Third, legislators often act counter to the general public interest . . .
Trailblazer Mia Love, a Utah Congresswoman in her recent op-ed published online for The Daily Caller, Mia Love writes: “Throughout history, and without fanfare, women have fought in our wars, teachers have inspired our youth, and generations of women have committed their lives to making this nation great.” The daughter of immigrants, Love’s election in 2014 to the People’s House happens to also mark a number of firsts in Congress — she is the first African American female Republican, the first Haitian American, and the first African American from Utah.

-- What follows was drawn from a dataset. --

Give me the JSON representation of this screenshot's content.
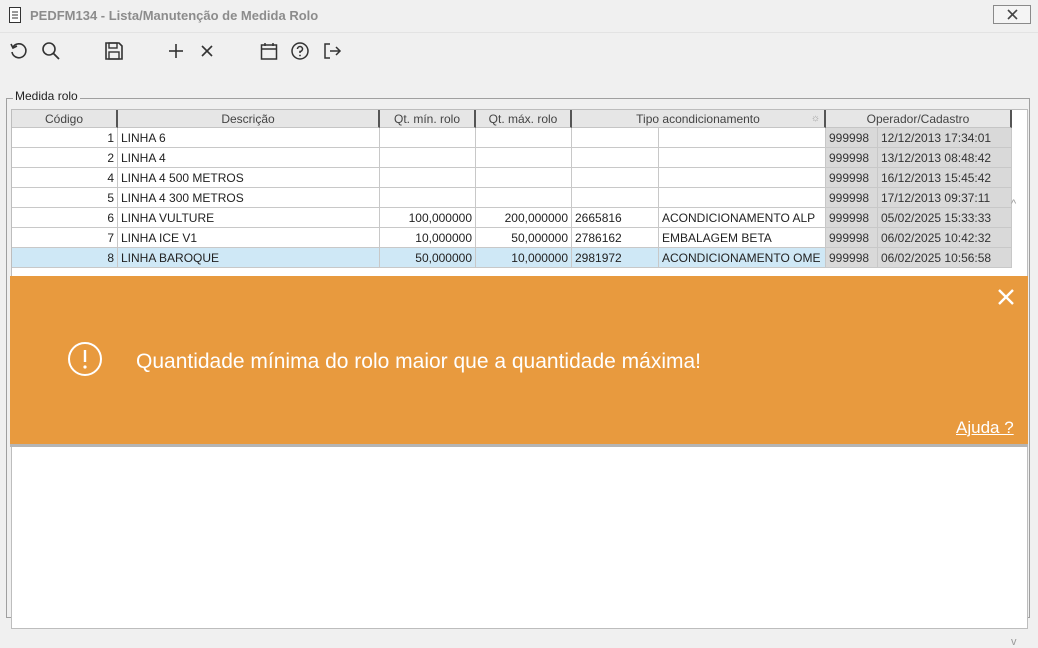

“Women have accomplished many things throughout history. Women have successfully fought for a stronger country, influencing public policy, building viable institutions, championing for human rights and equal opportunities for all. We celebrate these triumphs, in spite of women being frequently overlooked and undervalued. And the struggle for equality continues. I am honored to be serving in the 114th Congress as the first female, black Republican member of the House of Representatives, and I hope I will not be the last. I honestly feel that, because of the hard work of those who came before me in history, I am truly evaluated by my accomplishments and what I bring to the table — not by my race or gender.”
As House Republicans build an agenda for a more confident America, we celebrate the trailblazers like Rep. Love who are making history for our next generation of leaders.